_Information shown:_
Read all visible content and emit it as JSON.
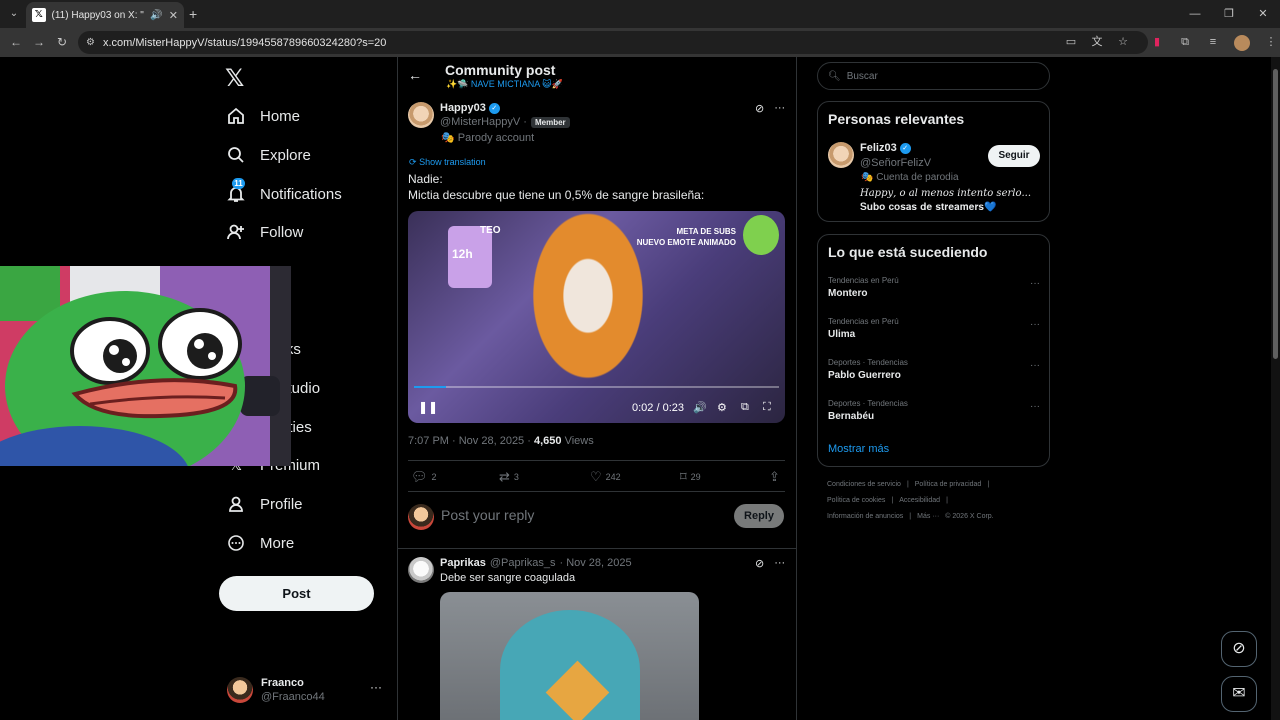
{
  "browser": {
    "tab_title": "(11) Happy03 on X: \"Nadie:",
    "url": "x.com/MisterHappyV/status/1994558789660324280?s=20"
  },
  "sidebar": {
    "items": [
      {
        "label": "Home",
        "icon": "home-icon"
      },
      {
        "label": "Explore",
        "icon": "search-icon"
      },
      {
        "label": "Notifications",
        "icon": "bell-icon",
        "badge": "11"
      },
      {
        "label": "Follow",
        "icon": "follow-icon"
      },
      {
        "label": "marks",
        "icon": "bookmark-icon"
      },
      {
        "label": "or Studio",
        "icon": "studio-icon"
      },
      {
        "label": "nunities",
        "icon": "communities-icon"
      },
      {
        "label": "Premium",
        "icon": "x-icon"
      },
      {
        "label": "Profile",
        "icon": "person-icon"
      },
      {
        "label": "More",
        "icon": "more-icon"
      }
    ],
    "post_button": "Post",
    "account": {
      "name": "Fraanco",
      "handle": "@Fraanco44"
    }
  },
  "post": {
    "page_title": "Community post",
    "community": "✨🛸 NAVE MICTIANA 😺🚀",
    "author_name": "Happy03",
    "author_handle": "@MisterHappyV ·",
    "member_label": "Member",
    "parody_label": "Parody account",
    "show_translation": "Show translation",
    "text_line1": "Nadie:",
    "text_line2": "Mictia descubre que tiene un 0,5% de sangre brasileña:",
    "video": {
      "time": "0:02 / 0:23",
      "progress": 0.087,
      "overlay_timer": "12h",
      "overlay_teo": "TEO",
      "overlay_meta": "META DE SUBS\nNUEVO EMOTE ANIMADO"
    },
    "timestamp": "7:07 PM · Nov 28, 2025 ·",
    "views_count": "4,650",
    "views_label": "Views",
    "actions": {
      "replies": "2",
      "reposts": "3",
      "likes": "242",
      "bookmarks": "29"
    },
    "reply_placeholder": "Post your reply",
    "reply_button": "Reply"
  },
  "comment": {
    "name": "Paprikas",
    "handle": "@Paprikas_s",
    "date": "· Nov 28, 2025",
    "text": "Debe ser sangre coagulada"
  },
  "right": {
    "search_placeholder": "Buscar",
    "relevant_title": "Personas relevantes",
    "relevant_person": {
      "name": "Feliz03",
      "handle": "@SeñorFelizV",
      "follow": "Seguir",
      "parody": "Cuenta de parodia",
      "bio1": "𝐻𝑎𝑝𝑝𝑦, 𝑜 𝑎𝑙 𝑚𝑒𝑛𝑜𝑠 𝑖𝑛𝑡𝑒𝑛𝑡𝑜 𝑠𝑒𝑟𝑙𝑜...",
      "bio2": "𝐒𝐮𝐛𝐨 𝐜𝐨𝐬𝐚𝐬 𝐝𝐞 𝐬𝐭𝐫𝐞𝐚𝐦𝐞𝐫𝐬💙"
    },
    "trends_title": "Lo que está sucediendo",
    "trends": [
      {
        "category": "Tendencias en Perú",
        "name": "Montero"
      },
      {
        "category": "Tendencias en Perú",
        "name": "Ulima"
      },
      {
        "category": "Deportes · Tendencias",
        "name": "Pablo Guerrero"
      },
      {
        "category": "Deportes · Tendencias",
        "name": "Bernabéu"
      }
    ],
    "show_more": "Mostrar más",
    "footer": {
      "terms": "Condiciones de servicio",
      "privacy": "Política de privacidad",
      "cookies": "Política de cookies",
      "accessibility": "Accesibilidad",
      "ads": "Información de anuncios",
      "more": "Más ···",
      "copyright": "© 2026 X Corp."
    }
  }
}
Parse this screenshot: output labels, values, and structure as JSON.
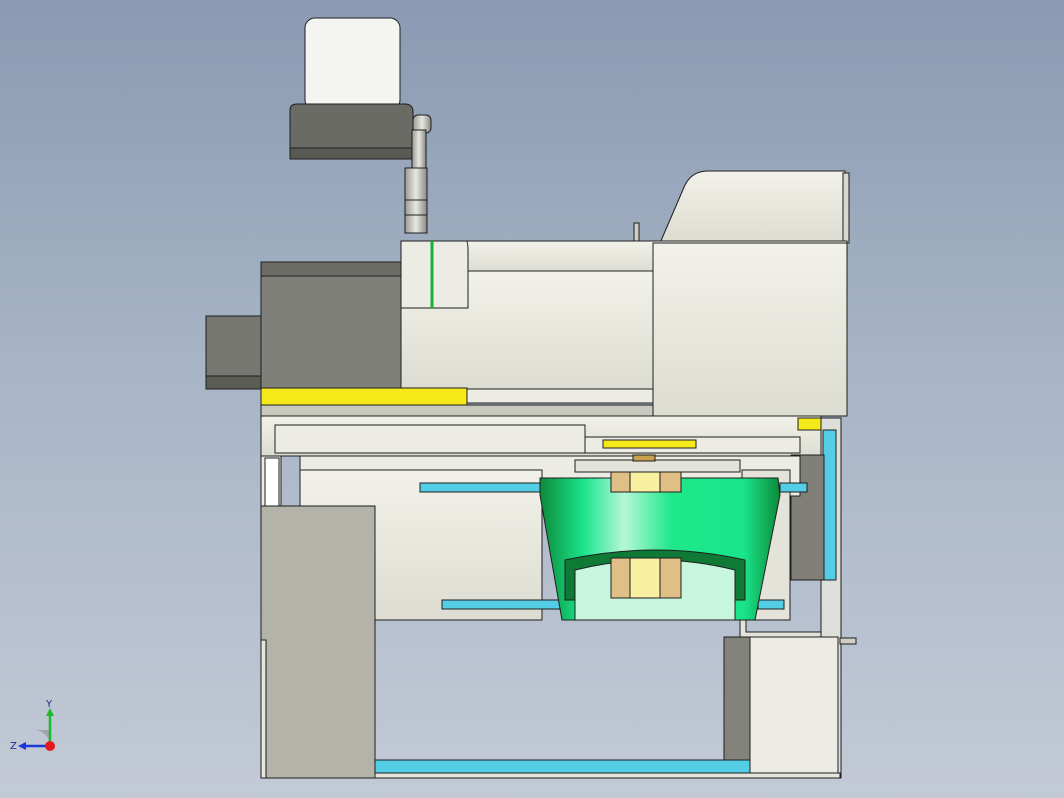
{
  "viewport": {
    "background_top": "#8a9ab2",
    "background_bottom": "#c3cad6"
  },
  "colors": {
    "part_body": "#e6e6dc",
    "part_dark": "#7e7e76",
    "part_darker": "#5f5f59",
    "part_mid": "#b2b2a8",
    "highlight_yellow": "#f6e91a",
    "highlight_cyan": "#54cde6",
    "green_bright": "#15e885",
    "green_dark": "#11913d",
    "tan": "#dfbf85",
    "edge": "#1e1e1e"
  },
  "triad": {
    "x_label": "Z",
    "y_label": "Y",
    "x_axis_color": "#1d38d6",
    "y_axis_color": "#1dbb2a",
    "origin_color": "#e31b1b"
  }
}
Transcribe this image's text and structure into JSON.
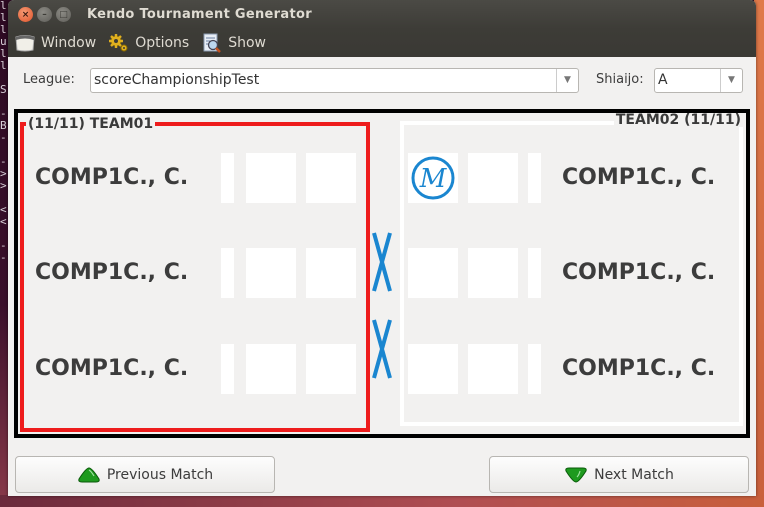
{
  "window": {
    "title": "Kendo Tournament Generator",
    "controls": [
      "close",
      "minimize",
      "maximize"
    ]
  },
  "menubar": {
    "items": [
      {
        "label": "Window",
        "icon": "window-icon"
      },
      {
        "label": "Options",
        "icon": "gears-icon"
      },
      {
        "label": "Show",
        "icon": "magnifier-document-icon"
      }
    ]
  },
  "filters": {
    "league_label": "League:",
    "league_value": "scoreChampionshipTest",
    "shiaijo_label": "Shiaijo:",
    "shiaijo_value": "A"
  },
  "match": {
    "team_left": {
      "label": "(11/11) TEAM01",
      "highlight_color": "#ee1c1c",
      "competitors": [
        {
          "name": "COMP1C., C.",
          "scores": [
            "",
            "",
            ""
          ]
        },
        {
          "name": "COMP1C., C.",
          "scores": [
            "",
            "",
            ""
          ]
        },
        {
          "name": "COMP1C., C.",
          "scores": [
            "",
            "",
            ""
          ]
        }
      ]
    },
    "team_right": {
      "label": "TEAM02 (11/11)",
      "competitors": [
        {
          "name": "COMP1C., C.",
          "scores": [
            "M",
            "",
            ""
          ]
        },
        {
          "name": "COMP1C., C.",
          "scores": [
            "",
            "",
            ""
          ]
        },
        {
          "name": "COMP1C., C.",
          "scores": [
            "",
            "",
            ""
          ]
        }
      ]
    },
    "faults_between_rows": [
      "X",
      "X"
    ],
    "accent_color": "#1a86d0"
  },
  "buttons": {
    "previous": "Previous Match",
    "next": "Next Match"
  },
  "background_terminal": {
    "chars": [
      "l",
      "l",
      "l",
      "u",
      "l",
      "l",
      "",
      "S",
      "",
      "-",
      "B",
      "-",
      "",
      "-",
      ">",
      ">",
      "",
      "<",
      "<",
      "",
      "-",
      "-"
    ]
  }
}
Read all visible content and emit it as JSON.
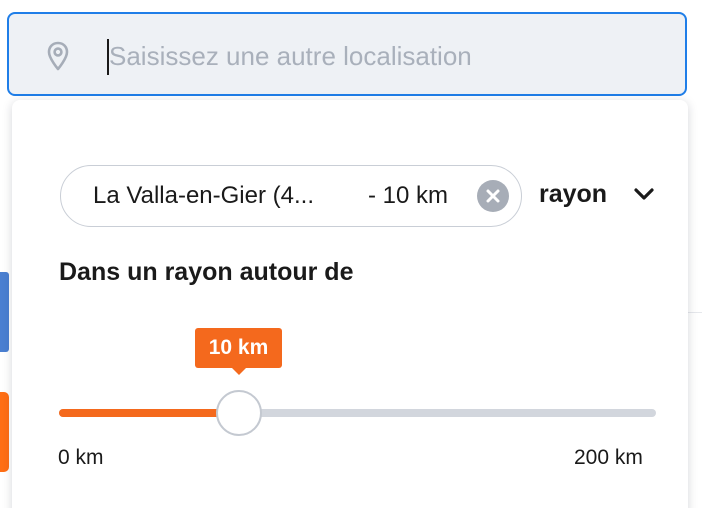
{
  "search": {
    "placeholder": "Saisissez une autre localisation",
    "value": ""
  },
  "location_chip": {
    "location": "La Valla-en-Gier (4...",
    "distance": "- 10 km"
  },
  "radius_select": {
    "label": "rayon"
  },
  "radius_heading": "Dans un rayon autour de",
  "slider": {
    "tooltip": "10 km",
    "min_label": "0 km",
    "max_label": "200 km",
    "value_km": 10
  },
  "colors": {
    "accent_orange": "#f4691d",
    "focus_blue": "#1f7ee8",
    "track_gray": "#d2d6dd",
    "side_blue": "#4a7fd1"
  },
  "icons": {
    "search_leading": "map-pin-icon",
    "chip_clear": "clear-circle-icon",
    "select_toggle": "chevron-down-icon"
  }
}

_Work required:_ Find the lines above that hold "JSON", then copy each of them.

_Reply to the exercise:_
Read all visible content and emit it as JSON.
Parse this screenshot: output labels, values, and structure as JSON.
Transcribe this image's text and structure into JSON.
Read all visible content and emit it as JSON.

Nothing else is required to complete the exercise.